Problem statement: Every entry in the listing below is to be output unchanged.

Task data:
━━━━━━━━━━━━━━━━
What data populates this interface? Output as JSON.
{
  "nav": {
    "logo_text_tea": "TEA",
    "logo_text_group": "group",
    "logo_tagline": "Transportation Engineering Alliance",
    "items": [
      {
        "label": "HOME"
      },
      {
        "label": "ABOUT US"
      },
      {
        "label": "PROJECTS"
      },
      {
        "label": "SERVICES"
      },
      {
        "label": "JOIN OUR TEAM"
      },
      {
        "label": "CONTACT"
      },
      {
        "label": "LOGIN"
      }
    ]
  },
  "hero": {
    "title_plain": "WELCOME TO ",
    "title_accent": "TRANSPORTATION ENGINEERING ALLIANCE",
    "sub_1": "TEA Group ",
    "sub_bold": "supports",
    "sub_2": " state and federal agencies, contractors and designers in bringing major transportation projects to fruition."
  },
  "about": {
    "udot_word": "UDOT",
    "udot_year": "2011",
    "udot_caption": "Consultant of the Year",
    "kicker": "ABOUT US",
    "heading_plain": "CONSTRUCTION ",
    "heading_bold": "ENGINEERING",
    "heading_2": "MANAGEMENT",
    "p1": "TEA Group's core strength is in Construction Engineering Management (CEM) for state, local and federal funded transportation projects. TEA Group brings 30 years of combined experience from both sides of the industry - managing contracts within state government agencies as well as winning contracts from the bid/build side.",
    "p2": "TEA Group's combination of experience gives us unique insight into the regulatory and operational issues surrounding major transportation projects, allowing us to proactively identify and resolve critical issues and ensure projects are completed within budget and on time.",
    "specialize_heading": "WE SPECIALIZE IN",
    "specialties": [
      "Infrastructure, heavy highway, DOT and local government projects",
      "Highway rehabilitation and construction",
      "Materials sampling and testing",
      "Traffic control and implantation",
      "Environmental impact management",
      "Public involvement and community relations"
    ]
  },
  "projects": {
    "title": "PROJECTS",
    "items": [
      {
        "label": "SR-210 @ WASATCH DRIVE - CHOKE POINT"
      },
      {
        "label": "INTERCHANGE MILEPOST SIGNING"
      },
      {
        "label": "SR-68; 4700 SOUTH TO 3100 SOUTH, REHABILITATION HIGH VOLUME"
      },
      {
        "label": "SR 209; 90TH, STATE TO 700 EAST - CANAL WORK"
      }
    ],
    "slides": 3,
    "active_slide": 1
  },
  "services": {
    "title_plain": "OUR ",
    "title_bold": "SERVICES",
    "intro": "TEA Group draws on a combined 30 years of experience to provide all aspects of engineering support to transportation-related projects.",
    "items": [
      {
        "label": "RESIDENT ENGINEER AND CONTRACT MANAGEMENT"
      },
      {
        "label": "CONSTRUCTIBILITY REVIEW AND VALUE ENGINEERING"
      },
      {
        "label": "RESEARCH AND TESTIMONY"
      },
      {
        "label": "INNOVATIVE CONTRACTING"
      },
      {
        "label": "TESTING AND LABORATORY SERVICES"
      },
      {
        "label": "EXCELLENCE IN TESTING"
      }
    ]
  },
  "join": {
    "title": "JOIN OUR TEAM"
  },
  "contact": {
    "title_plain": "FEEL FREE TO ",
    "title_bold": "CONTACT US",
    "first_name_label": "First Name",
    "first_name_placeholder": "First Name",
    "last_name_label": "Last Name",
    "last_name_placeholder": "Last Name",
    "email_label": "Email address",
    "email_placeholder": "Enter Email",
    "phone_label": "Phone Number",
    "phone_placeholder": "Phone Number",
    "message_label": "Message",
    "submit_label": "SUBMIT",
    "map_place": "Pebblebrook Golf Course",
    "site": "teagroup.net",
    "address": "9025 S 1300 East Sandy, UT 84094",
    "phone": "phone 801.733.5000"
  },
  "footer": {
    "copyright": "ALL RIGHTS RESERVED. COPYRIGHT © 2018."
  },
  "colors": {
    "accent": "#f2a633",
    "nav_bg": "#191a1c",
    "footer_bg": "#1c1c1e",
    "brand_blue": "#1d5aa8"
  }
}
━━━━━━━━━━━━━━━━
Your response:
What data populates this interface? Output as JSON.
{
  "nav": {
    "logo_text_tea": "TEA",
    "logo_text_group": "group",
    "logo_tagline": "Transportation Engineering Alliance",
    "items": [
      {
        "label": "HOME"
      },
      {
        "label": "ABOUT US"
      },
      {
        "label": "PROJECTS"
      },
      {
        "label": "SERVICES"
      },
      {
        "label": "JOIN OUR TEAM"
      },
      {
        "label": "CONTACT"
      },
      {
        "label": "LOGIN"
      }
    ]
  },
  "hero": {
    "title_plain": "WELCOME TO ",
    "title_accent": "TRANSPORTATION ENGINEERING ALLIANCE",
    "sub_1": "TEA Group ",
    "sub_bold": "supports",
    "sub_2": " state and federal agencies, contractors and designers in bringing major transportation projects to fruition."
  },
  "about": {
    "udot_word": "UDOT",
    "udot_year": "2011",
    "udot_caption": "Consultant of the Year",
    "kicker": "ABOUT US",
    "heading_plain": "CONSTRUCTION ",
    "heading_bold": "ENGINEERING",
    "heading_2": "MANAGEMENT",
    "p1": "TEA Group's core strength is in Construction Engineering Management (CEM) for state, local and federal funded transportation projects. TEA Group brings 30 years of combined experience from both sides of the industry - managing contracts within state government agencies as well as winning contracts from the bid/build side.",
    "p2": "TEA Group's combination of experience gives us unique insight into the regulatory and operational issues surrounding major transportation projects, allowing us to proactively identify and resolve critical issues and ensure projects are completed within budget and on time.",
    "specialize_heading": "WE SPECIALIZE IN",
    "specialties": [
      "Infrastructure, heavy highway, DOT and local government projects",
      "Highway rehabilitation and construction",
      "Materials sampling and testing",
      "Traffic control and implantation",
      "Environmental impact management",
      "Public involvement and community relations"
    ]
  },
  "projects": {
    "title": "PROJECTS",
    "items": [
      {
        "label": "SR-210 @ WASATCH DRIVE - CHOKE POINT"
      },
      {
        "label": "INTERCHANGE MILEPOST SIGNING"
      },
      {
        "label": "SR-68; 4700 SOUTH TO 3100 SOUTH, REHABILITATION HIGH VOLUME"
      },
      {
        "label": "SR 209; 90TH, STATE TO 700 EAST - CANAL WORK"
      }
    ],
    "slides": 3,
    "active_slide": 1
  },
  "services": {
    "title_plain": "OUR ",
    "title_bold": "SERVICES",
    "intro": "TEA Group draws on a combined 30 years of experience to provide all aspects of engineering support to transportation-related projects.",
    "items": [
      {
        "label": "RESIDENT ENGINEER AND CONTRACT MANAGEMENT"
      },
      {
        "label": "CONSTRUCTIBILITY REVIEW AND VALUE ENGINEERING"
      },
      {
        "label": "RESEARCH AND TESTIMONY"
      },
      {
        "label": "INNOVATIVE CONTRACTING"
      },
      {
        "label": "TESTING AND LABORATORY SERVICES"
      },
      {
        "label": "EXCELLENCE IN TESTING"
      }
    ]
  },
  "join": {
    "title": "JOIN OUR TEAM"
  },
  "contact": {
    "title_plain": "FEEL FREE TO ",
    "title_bold": "CONTACT US",
    "first_name_label": "First Name",
    "first_name_placeholder": "First Name",
    "last_name_label": "Last Name",
    "last_name_placeholder": "Last Name",
    "email_label": "Email address",
    "email_placeholder": "Enter Email",
    "phone_label": "Phone Number",
    "phone_placeholder": "Phone Number",
    "message_label": "Message",
    "submit_label": "SUBMIT",
    "map_place": "Pebblebrook Golf Course",
    "site": "teagroup.net",
    "address": "9025 S 1300 East Sandy, UT 84094",
    "phone": "phone 801.733.5000"
  },
  "footer": {
    "copyright": "ALL RIGHTS RESERVED. COPYRIGHT © 2018."
  },
  "colors": {
    "accent": "#f2a633",
    "nav_bg": "#191a1c",
    "footer_bg": "#1c1c1e",
    "brand_blue": "#1d5aa8"
  }
}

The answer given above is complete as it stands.